State and FEMA analysts are still collecting information about the losses. Eventually they will tell us how costly the storm was. The preliminary numbers have been grim, and the toll is expected to rise as FEMA continues to collect damage assessments and calculates more specific estimates on how much repairs will cost.
“It’s abundantly clear that we need to get to work on policy that helps victims and proactively mitigates future disaster,” Nicholson said in a press release from the Senate Democrats. “We have a nonpartisan, urgent charge, and I welcome the help of anyone in fulfilling it.”
Kefalas added in his statement: “In the days following the flood, I spent time with displaced families, and I witnessed how our community pulled together. Collaboration between the public and private sectors was critical for effective, timely and humane responses.”
DelGrosso’s statement called helping flood victims a top priority for the special committee. “I am hopeful the committee will find consensus on ways we can assist flood victims, better equip Colorado to respond to future flood disasters and rebuild the infrastructure impacted by the floods as soon as possible.” he said.
From the Colorado Springs Business Journal (Cameron Moix):

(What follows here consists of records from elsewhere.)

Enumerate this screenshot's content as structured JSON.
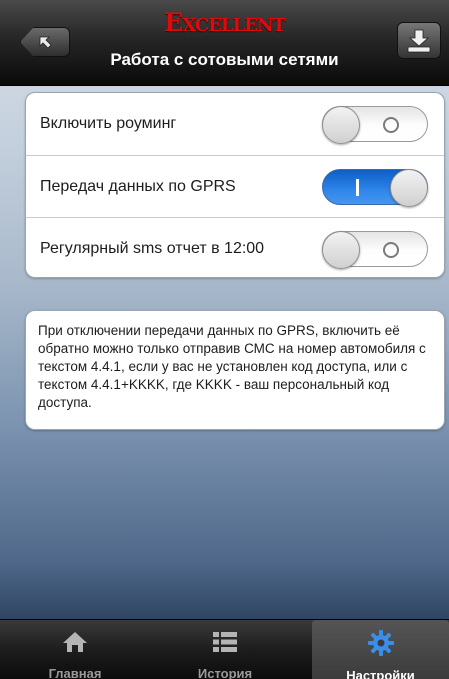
{
  "header": {
    "brand": "Excellent",
    "title": "Работа с сотовыми сетями",
    "back_icon": "arrow-up-left-icon",
    "download_icon": "download-icon"
  },
  "settings": {
    "rows": [
      {
        "label": "Включить роуминг",
        "enabled": false
      },
      {
        "label": "Передач данных по GPRS",
        "enabled": true
      },
      {
        "label": "Регулярный sms отчет в 12:00",
        "enabled": false
      }
    ]
  },
  "info": {
    "text": "При отключении передачи данных по GPRS, включить её обратно можно только отправив СМС на номер автомобиля с текстом 4.4.1, если у вас не установлен код доступа, или с текстом 4.4.1+KKKK, где KKKK - ваш персональный код доступа."
  },
  "tabs": [
    {
      "label": "Главная",
      "icon": "home-icon",
      "active": false
    },
    {
      "label": "История",
      "icon": "list-icon",
      "active": false
    },
    {
      "label": "Настройки",
      "icon": "gear-icon",
      "active": true
    }
  ],
  "colors": {
    "brand": "#e00a0a",
    "toggle_on": "#2f86ea",
    "gear_icon": "#3a8ee8"
  }
}
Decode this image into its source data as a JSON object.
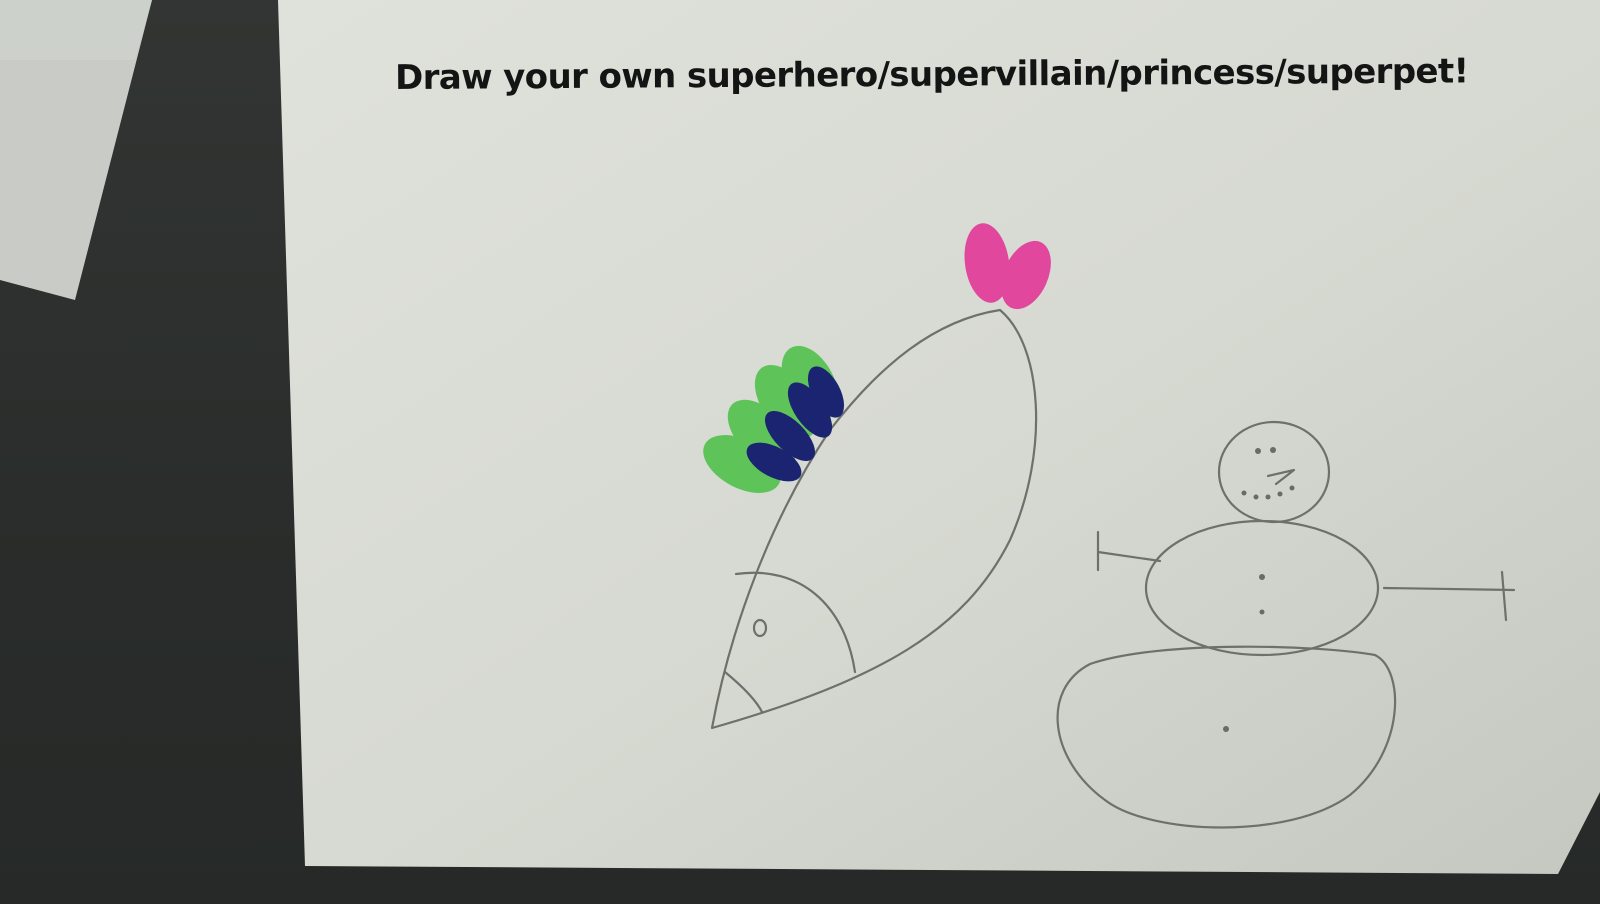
{
  "worksheet": {
    "prompt": "Draw your own superhero/supervillain/princess/superpet!"
  },
  "drawings": {
    "creature": {
      "icon": "feathered-fish-creature-icon",
      "colors": {
        "outer_scales": "#5ec45a",
        "inner_scales": "#1b2470",
        "tuft": "#e0479d"
      }
    },
    "snowman": {
      "icon": "snowman-icon"
    }
  },
  "colors": {
    "background": "#2b2e2c",
    "paper": "#d8dcd4",
    "text": "#141414",
    "pencil": "#6f6f6c"
  }
}
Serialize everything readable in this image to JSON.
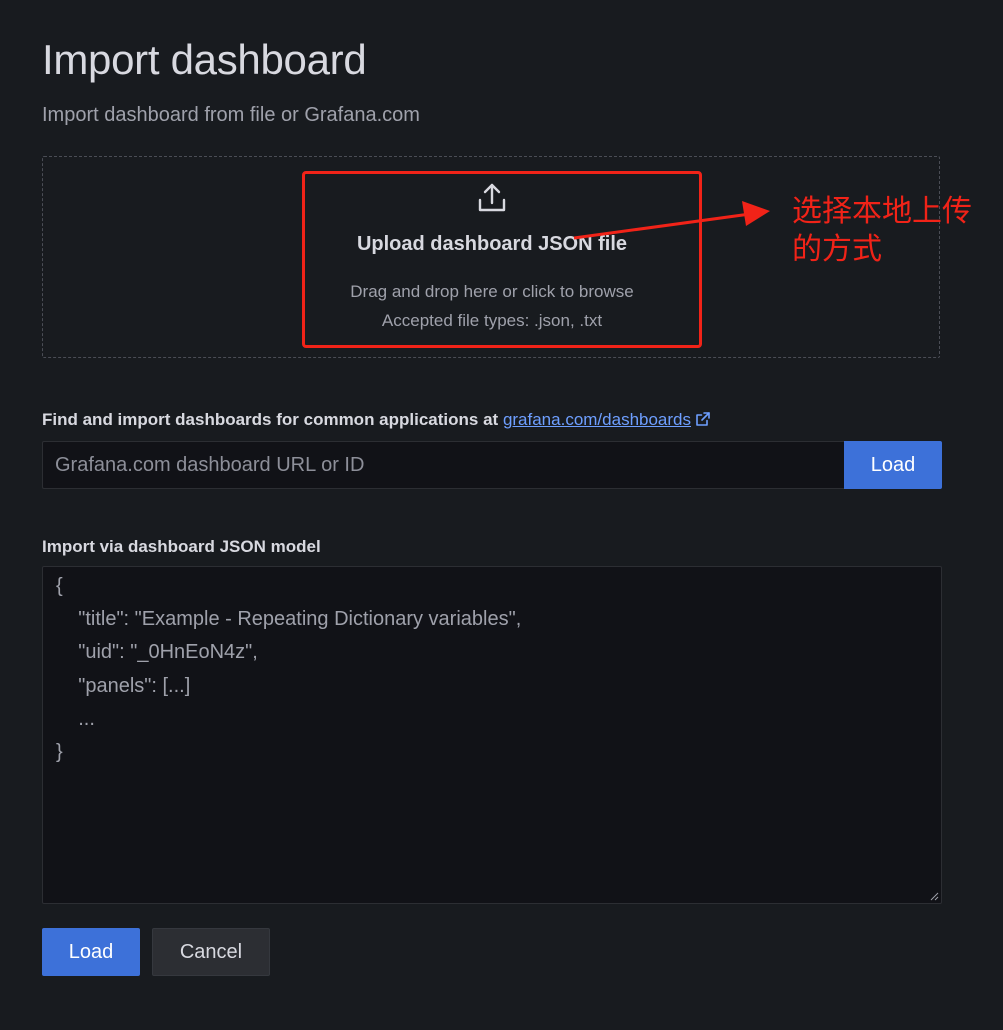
{
  "header": {
    "title": "Import dashboard",
    "subtitle": "Import dashboard from file or Grafana.com"
  },
  "upload": {
    "icon": "upload-icon",
    "title": "Upload dashboard JSON file",
    "hint": "Drag and drop here or click to browse",
    "accepted": "Accepted file types: .json, .txt"
  },
  "annotation": {
    "text": "选择本地上传的方式",
    "color": "#f12318"
  },
  "grafana_com": {
    "label": "Find and import dashboards for common applications at ",
    "link_text": "grafana.com/dashboards",
    "link_icon": "external-link-icon",
    "input_placeholder": "Grafana.com dashboard URL or ID",
    "load_label": "Load"
  },
  "json_model": {
    "label": "Import via dashboard JSON model",
    "lines": [
      "{",
      "    \"title\": \"Example - Repeating Dictionary variables\",",
      "    \"uid\": \"_0HnEoN4z\",",
      "    \"panels\": [...]",
      "    ...",
      "}"
    ]
  },
  "actions": {
    "load_label": "Load",
    "cancel_label": "Cancel"
  },
  "colors": {
    "background": "#181b1f",
    "primary": "#3d71d9",
    "link": "#6e9fff"
  }
}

While the north-central section of the state received the brunt of damage caused by the summer flooding — which the governor’s office has estimated at $300 million to $500 million — Colorado Springs and its surrounding communities also sustained severe damage to parks and infrastructure…
The majority of work on or pertaining to state roadways in the Pikes Peak region should be completed by early spring and will produce a bill of approximately $15 million, according to estimates by the Colorado Department of Transportation.
Doug Lollar, the north program engineer for CDOT’s Region 2, said that the majority of El Paso County’s damage is concentrated around the Waldo Canyon burn scar near Manitou Springs, which covered U.S. Highway 24 with feet of floodwater, scattered debris and left much roadway in disrepair…
El Paso County sustained initial damages to its roads estimated at $1.85 million from late-summer floods, according to a Sept. 18 news release…
While the city of Colorado Springs has experienced an estimated $13 million in damage as a result of the floods, Senior Communications Specialist Krithika Prashant said that damage assessments are ongoing to determine specific areas of focus and a concise breakdown of that estimate.
Colorado has suffered through drought, wildfires and floods in the six months since Gov. John Hickenlooper ordered up a state water plan. While simply having a plan would not have prevented any of it, state response might have improved if a plan were in hand.
“We know the plan isn’t a silver bullet. I’m reminded of that quote by the great water philosopher Mike Tyson: ‘Everyone has a plan until they get punched in the face. We’ve been punched in the face,” said James Eklund, director of the Colorado Water Conservation Board.
Eklund addressed the Southeastern Colorado Water Conservancy District Board Thursday, explaining the progress CWCB has made so far in developing the plan. The plan will be on the governor’s desk after the 2014 election, even if a new governor would be coming on board. That’s a parallel situation to 2010, when the Interbasin Compact Committee wrote a letter to outgoing Gov. Bill Ritter and Hickenlooper detailing its progress toward addressing a looming municipal supply water gap. That laid the groundwork for Hickenlooper to step up the effort of statewide water planning and his vow to develop a state plan before 2016. The planning process needs to continue regardless of whether Hickenlooper wins reelection, Eklund said.
“We’ve got ample crises, and we need to respond in a way to address the problems,” he said.
The plan would address the needs of agriculture, cities, recreation and environment in a way that avoids further dry-up of farms to support urban needs. To do so, the state will have to find new ways to cooperate in water projects, improve forest health in watersheds, protect property rights, preserve water systems and remove regulatory barriers to new projects, Eklund said.